If we could travel back in time 204 years ago to the day to the parish parsonage at Thornton, Bradford what would we find? We would certainly find a hectic, crowded home – for in it are two parents, two servants and five children. No, make that six children, for by her mother in a cradle is a tiny baby – perhaps her older sisters are peering in at this gurgling infant – particularly the next youngest, one and a half year old Emily Jane who would become so close to her younger sister. The baby was of course Anne Brontë who was born in this week 1820, and in today’s post we’re going to look at just what kind of a baby she was.
17th January 1820 was the day that the sixth and final Brontë sibling was born. She was delivered by a local midwife or possibly by a local doctor known to the family called John Outhwaite, and her birth took place before the fireplace which still stands today inside Thornton Parsonage. Incidentally, the community plan to buy the parsonage and save it for the public is making great progress – so keep an eye on this blog for further details as their plans near fruition.
The newly saved and renovated Thornton Parsonage will offer Brontë lovers the chance to live in the house in which those three famous Brontë sisters were born – but whilst many original features remain, it will be a very different building to the one that Patrick and Maria Brontë, and their six children, knew. Prior to Anne’s birth, her father had already written to the Bishop calling Thornton Parsonage wholly inadequate for his needs. Within four months of Anne’s nativity the family had moved to a new parish in a village which was forever transformed by their arrival: six miles away across the moors, Haworth.
Anne Brontë would not have had memories of Thornton like her siblings had, she would not have had memories of her mother – as tragically Maria died in 1821, probably from sepsis caused by complications after Anne’s birth. In many ways, therefore, she had a different shared experience to her four sisters and a brother, so just what was Anne like as a baby?
The 17th January 1820 was a Monday, so was Anne Brontë full of grace just like the famous rhyme says about Monday’s child? We can be sure that Anne grew up to be a very kind woman, one who thought seriously about society and about inequalities in it. She was a very shy, quiet and reflective woman, and a very religious woman too – perhaps she exhibited these qualities from a very early age, as there is a famous account that paints Anne as a truly angelic child.
The account comes from Nancy de Garrs, one of the two Thornton servants (along with her sister Sarah de Garrs) who travelled with the Brontë family to Haworth.

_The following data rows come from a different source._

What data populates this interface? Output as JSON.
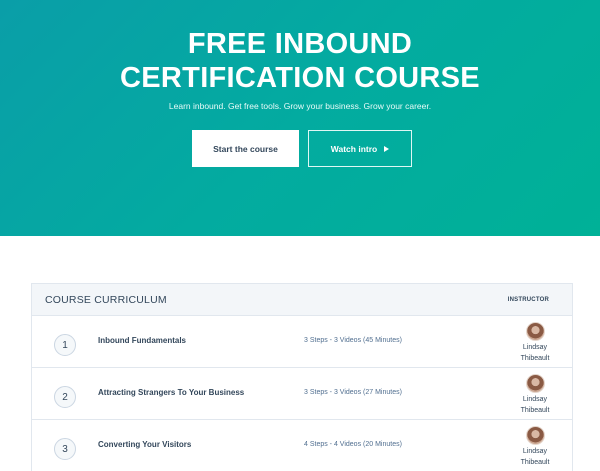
{
  "hero": {
    "title_line1": "FREE INBOUND",
    "title_line2": "CERTIFICATION COURSE",
    "subtitle": "Learn inbound. Get free tools. Grow your business. Grow your career.",
    "primary_button": "Start the course",
    "secondary_button": "Watch intro",
    "secondary_icon": "play-icon",
    "gradient_colors": [
      "#0a9ea8",
      "#00b197"
    ]
  },
  "curriculum": {
    "title": "COURSE CURRICULUM",
    "instructor_header": "INSTRUCTOR",
    "lessons": [
      {
        "number": "1",
        "title": "Inbound Fundamentals",
        "meta": "3 Steps - 3 Videos (45 Minutes)",
        "instructor_first": "Lindsay",
        "instructor_last": "Thibeault"
      },
      {
        "number": "2",
        "title": "Attracting Strangers To Your Business",
        "meta": "3 Steps - 3 Videos (27 Minutes)",
        "instructor_first": "Lindsay",
        "instructor_last": "Thibeault"
      },
      {
        "number": "3",
        "title": "Converting Your Visitors",
        "meta": "4 Steps - 4 Videos (20 Minutes)",
        "instructor_first": "Lindsay",
        "instructor_last": "Thibeault"
      }
    ]
  }
}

She described the incident as follows:
‘When Anne was a baby, Charlotte rushed into her Papa’s study to say that there was an angel standing by Anne’s cradle, but when they returned it was gone, though Charlotte was sure she had seen it.’
Above is the very cradle that held Anne and, presumably, her siblings before her – but was there really an angel standing by it? Young Charlotte certainly seemed to think so – although of course we all know how powerful her imagination was. We will never know just what Charlotte saw, or what made the five year old rush to her father so, but I wonder, I wonder?
I also wonder what treasures the Brontë Parsonage Museum in Haworth will unveil for us when it opens its doors to the public again in February? Fittingly, in light of today’s post, the exhibits will place a particular emphasis on the childhood of the Brontë siblings. It will feature something very special never displayed before – the christening bonnet worn by Charlotte Brontë in 1816. Here it is in all its glory!
I will bring you more news of the exhibit once I’ve visited it, but you don’t have to wait that long for another new Brontë blog post. I hope to see you here next Sunday.